Even Kentucky Wildcats quarterback Will Levis, a drop-back passer, had 47 rushing yards and two rushing touchdowns against them. This year, though, it’s all changed.
Young had minus-four yards. Levis had minus-22 yards. He wasn’t even able to throw for 100 yards because the linebackers were always in position. Brian Jean-Mary said the success starts with the run.
“Defensively, we still always hang our hat on trying to stop the run” he said in a Tuesday press conference. “You don’t ever just say you’re going to take one aspect away, but it always starts with run defense with most defenses, so we want to make sure we can take the run away.”
They certainly did that in this one. Kentucky averaged just under three yards a carry. Detractors will point to Chris Rodriguez Jr. getting hurt, but he had just 15 carries for 64 yards.
That’s an average of 4.3 yards a carry, a full yard below his seasonal average. Crucial to that, though, was the Vols’ linebackers playing assignment football. Jean-Mary said it’s a team effort.
“It’s obviously building a run wall,” he said. “We want to have every gap covered, all of our assignments handled, whether you’re the force player or you’re a field player, on every run play, and we try to make that a big point of emphasis, and I think our run wall, starting with our D-line, has been so much better.”
A huge part of that improvement is obviously the development of returning starters Aaron Beasley and Jeremy Banks, particularly Beasley. However, Juwan Mitchell returning to health was another part of that.
Mitchell finished with a team-leading eight tackles in the game. He also had one of the Vols’ three interceptions, caused by a Doneiko Slaughter. Still, Jean-Mary noted he had to be in position to make all the plays he made.
“We had to do a good job of getting off of blocks, and he did a great job of finding the football, but it’s also not just finding it. It’s getting the ball on the ground, and he did an even better job there,” he said. “I’ve always said Juwan’s super talented.
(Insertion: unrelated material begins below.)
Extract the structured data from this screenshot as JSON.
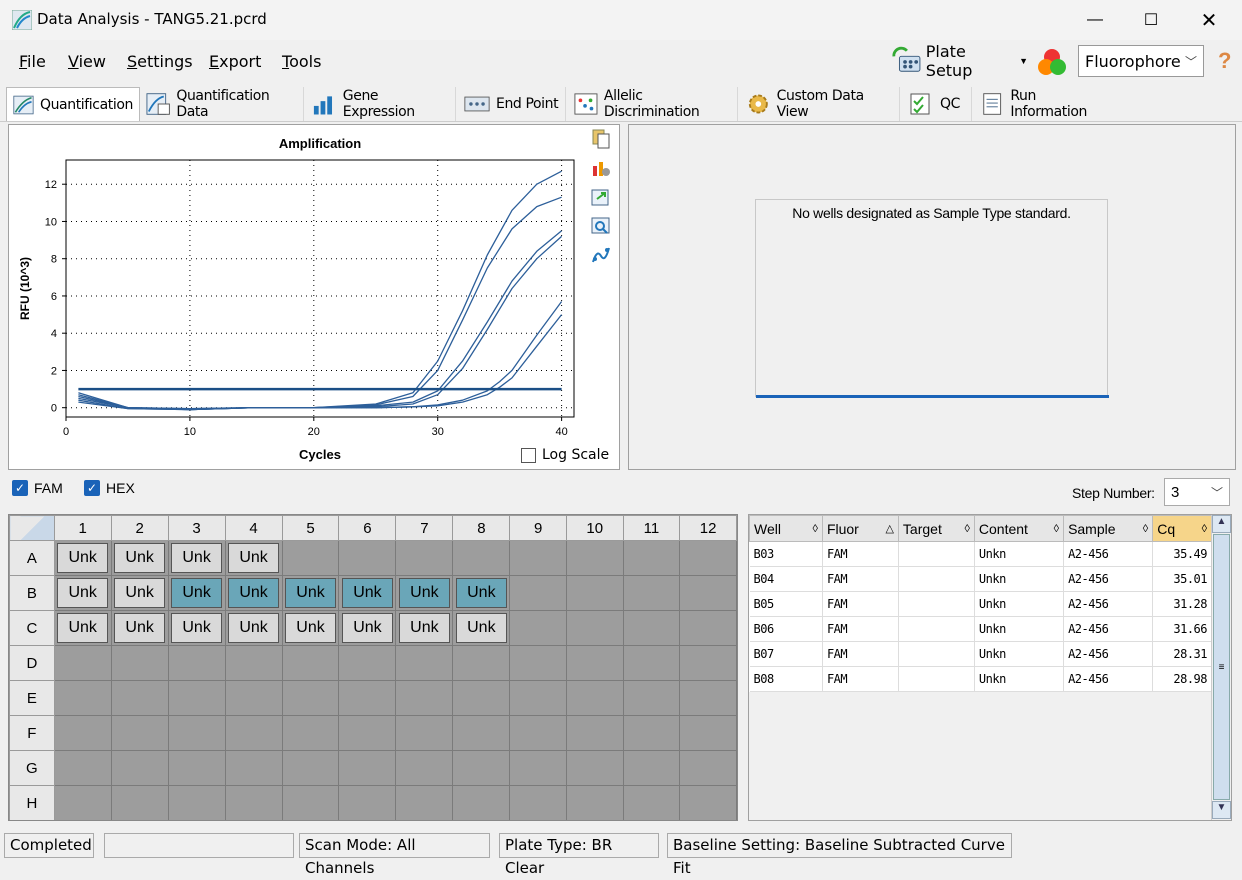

The big thing was just getting him healthy and getting him in a rhythm where he could go out there and play and show what type of player he was, so it’s a combination of both.”
Now, Tennessee football faces another test. The Georgia Bulldogs are 8-0, defending national champions and still have their quarterback returning from that team.
Stetson Bennett has just nine touchdowns, but he only has three interceptions. Also, he’s averaging over 293 yards a game and nearly nine yards an attempt.
“He makes some big-time throws, and he’s able to extend some plays,” Jean-Mary said of Bennett. “He’s, to us, one of the better quarterbacks we’ve seen so far this year, and I know we’ve seen some really good quarterbacks.”
Last year, Bennett was 17-of-29 for 213 yards and a touchdown against the Vols. He also ran eight times for 40 yards and a touchdown, continuing that tradition.
In addition to the containment factor, which has improved, the Vols also have to contain tight end Brock Bowers, who has 31 catches for a team-leading 537 yards and three touchdowns. Last year, he had two catches for 23 yards against the Vols.
“He’s one of the big pieces of their offense,” Jean-Mary said of Bowers. “It’s his versatility. He can line up anywhere on the field.”
Obviously, containing Bennett and keeping an eye on Bowers will be crucial for Tennessee football, and going back to containment, Jean-Mary stressed field awareness. That’s where the improvement has been key.
“Field awareness always starts with, obviously, your preparation and understanding what formation that the offense is in versus the defense that you’re in,” he said. “You always want to anticipate how people are going to try to attack you.”